# [Requirement]
Reproduce each line from the records that holds "apple".

Segment Open

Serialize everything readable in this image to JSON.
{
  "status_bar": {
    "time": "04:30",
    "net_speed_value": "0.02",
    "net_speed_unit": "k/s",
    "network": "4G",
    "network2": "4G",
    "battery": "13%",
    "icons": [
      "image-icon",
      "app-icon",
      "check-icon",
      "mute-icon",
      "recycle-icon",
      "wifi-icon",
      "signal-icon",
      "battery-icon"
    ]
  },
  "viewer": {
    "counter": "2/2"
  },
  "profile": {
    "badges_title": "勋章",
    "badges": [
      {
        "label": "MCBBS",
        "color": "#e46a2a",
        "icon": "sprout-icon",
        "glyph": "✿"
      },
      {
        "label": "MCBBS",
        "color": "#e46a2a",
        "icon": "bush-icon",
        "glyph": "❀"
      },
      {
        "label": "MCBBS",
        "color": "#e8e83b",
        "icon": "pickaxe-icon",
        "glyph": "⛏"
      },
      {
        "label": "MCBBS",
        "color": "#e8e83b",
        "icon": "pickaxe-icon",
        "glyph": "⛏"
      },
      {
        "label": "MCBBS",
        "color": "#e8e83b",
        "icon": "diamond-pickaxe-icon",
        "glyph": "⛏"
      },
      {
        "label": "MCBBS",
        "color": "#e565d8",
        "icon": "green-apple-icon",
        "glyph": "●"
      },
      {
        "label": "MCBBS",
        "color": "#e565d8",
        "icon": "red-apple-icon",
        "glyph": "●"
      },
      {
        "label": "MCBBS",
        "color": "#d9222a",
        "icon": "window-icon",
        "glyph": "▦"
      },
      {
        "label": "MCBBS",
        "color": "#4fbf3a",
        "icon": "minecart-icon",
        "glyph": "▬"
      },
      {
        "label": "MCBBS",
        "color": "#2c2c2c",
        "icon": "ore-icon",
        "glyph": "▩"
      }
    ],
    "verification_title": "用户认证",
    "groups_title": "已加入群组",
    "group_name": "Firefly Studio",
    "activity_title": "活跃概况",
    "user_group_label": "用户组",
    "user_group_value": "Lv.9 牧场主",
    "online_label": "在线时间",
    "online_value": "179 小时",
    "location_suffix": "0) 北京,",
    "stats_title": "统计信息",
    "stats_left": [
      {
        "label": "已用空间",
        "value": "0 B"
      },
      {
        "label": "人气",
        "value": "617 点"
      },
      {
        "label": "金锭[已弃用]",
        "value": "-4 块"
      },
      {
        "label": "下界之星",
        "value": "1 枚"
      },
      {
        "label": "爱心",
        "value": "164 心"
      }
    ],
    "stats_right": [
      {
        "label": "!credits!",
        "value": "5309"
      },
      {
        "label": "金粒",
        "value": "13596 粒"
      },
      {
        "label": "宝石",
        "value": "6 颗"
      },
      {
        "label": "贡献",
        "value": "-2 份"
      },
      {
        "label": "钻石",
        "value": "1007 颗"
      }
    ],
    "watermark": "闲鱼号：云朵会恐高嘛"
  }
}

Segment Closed

# [Result of the task]
        "icon": "green-apple-icon",
        "icon": "red-apple-icon",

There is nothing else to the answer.